AT A GLANCE
"I like to use a free-range old-breed pig such as Berkshire or large black," says Hafner. "They have a much better flavour and the fat is soft and delicious. They also seem to make the best crackling. I ask for a female pig - their flavour is better. Order one at your local farmers' market or specialist butcher. Leave the pork in the fridge uncovered overnight - it helps to dry the skin, which makes good crackling. I like to cook pork gently and past well done so it falls off the bone. This requires some attention. Take the pork out of the oven and give the meat a prod - when it's ready it will yield; if it springs back return it to the oven for another 15 minutes. If you find that the crackling has not quite crackled enough, you can turn the heat up to 200C and give the pork one last blast - that should do it." Start this recipe a day ahead to dry the pork skin.
|01||Refrigerate scored pork uncovered overnight to dry out skin and remove from the fridge an hour before cooking.|
|02||Preheat oven to 190C. Pound wild fennel, lemon rind, rosemary and garlic with a mortar and pestle to a pulp. Add oil, then rub marinade into the flesh of the pork (not the skin), season and leave covered with a tea towel (45 minutes).|
|03||Scatter celery, carrot and onion in a roasting pan and place pork on top. Rub the skin with 1 tbsp oil and sprinkle liberally with fine sea salt (about 15gm; don’t worry about the amount of salt – helps the crackling form and you brush it off later). Reduce oven to 180C and roast pork for 1 hour, then add a third of the wine to the pan, reduce oven to 165C and continue to roast pork, topping up with wine (and water if needed) so there’s always liquid in the bottom of the pan – this keeps pork juicy and makes a delicious sauce – until meat is very tender and falls off the bone, and skin has crackled well (4kg pork will take about 4 hours in total). Set aside to rest for 30-40 minutes.|

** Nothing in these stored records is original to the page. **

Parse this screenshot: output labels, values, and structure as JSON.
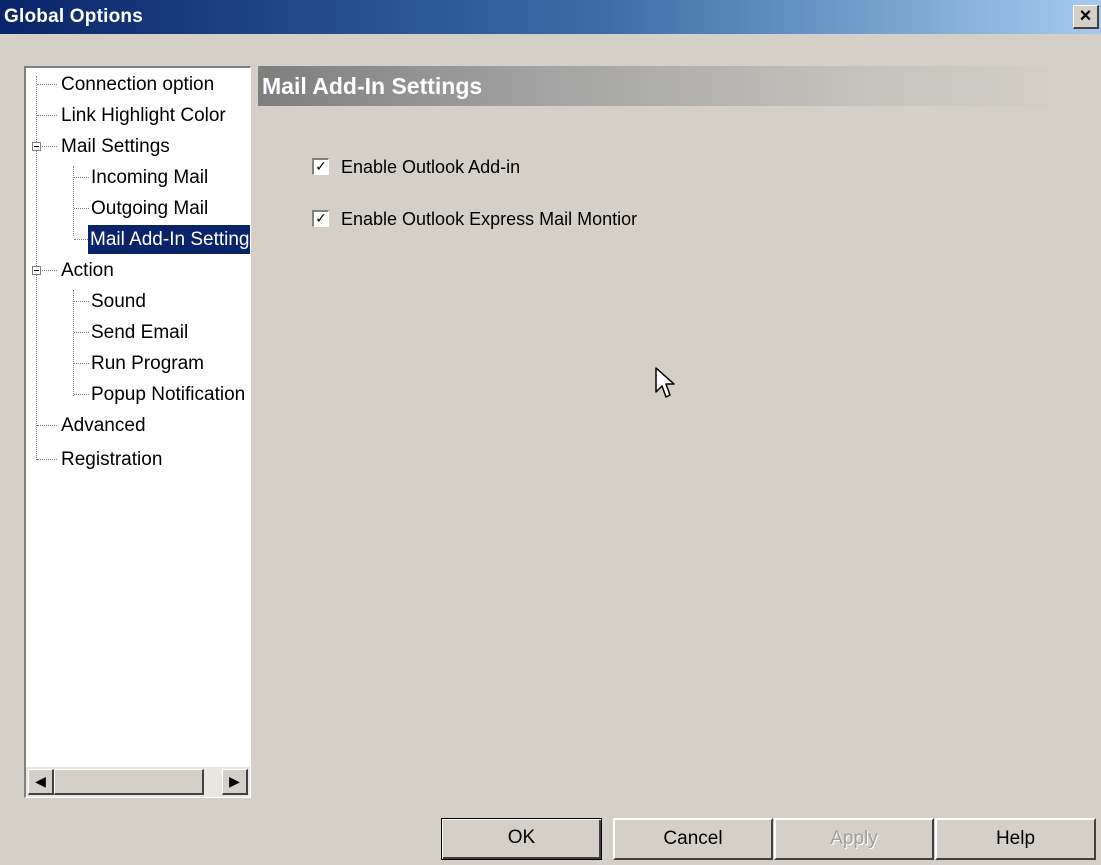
{
  "window": {
    "title": "Global Options",
    "close_symbol": "×"
  },
  "tree": {
    "items": [
      {
        "label": "Connection option"
      },
      {
        "label": "Link Highlight Color"
      },
      {
        "label": "Mail Settings"
      },
      {
        "label": "Incoming Mail"
      },
      {
        "label": "Outgoing Mail"
      },
      {
        "label": "Mail Add-In Settings",
        "selected": true
      },
      {
        "label": "Action"
      },
      {
        "label": "Sound"
      },
      {
        "label": "Send Email"
      },
      {
        "label": "Run Program"
      },
      {
        "label": "Popup Notification"
      },
      {
        "label": "Advanced"
      },
      {
        "label": "Registration"
      }
    ],
    "scroll_left_symbol": "◀",
    "scroll_right_symbol": "▶"
  },
  "panel": {
    "header": "Mail Add-In Settings",
    "checkboxes": [
      {
        "label": "Enable Outlook Add-in",
        "checked": true
      },
      {
        "label": "Enable Outlook Express Mail Montior",
        "checked": true
      }
    ],
    "check_mark": "✓"
  },
  "buttons": {
    "ok": "OK",
    "cancel": "Cancel",
    "apply": "Apply",
    "help": "Help"
  },
  "icons": {
    "cursor": "mouse-pointer-icon",
    "expander": "tree-collapse-icon"
  }
}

|04||Transfer pork to a carving board – carefully lifting the pork wearing kitchen gloves works best – and brush off excess salt. Strain pan juices into a saucepan and skim off the fat, then taste the sauce – add a little water if it’s too strong, or reduce it further to concentrate the flavours. Serve with pork.|
Note Ask your butcher to score the pork skin for you. Wild fennel can be found growing along creeks and rivers. Alternatively you can use 2 tbsp fennel seeds, ground.
A GREAT PINOT NOIR SUCH AS A CHAMBERTIN FROM THE CÔTE DE NUITS, OR, KEEPING IT LOCAL, BASS PHILLIP PREMIUM PINOT NOIR, COBAW RIDGE, OR A SINAPIUS PINOT NOIR. , suggested by JAMES BROADWAY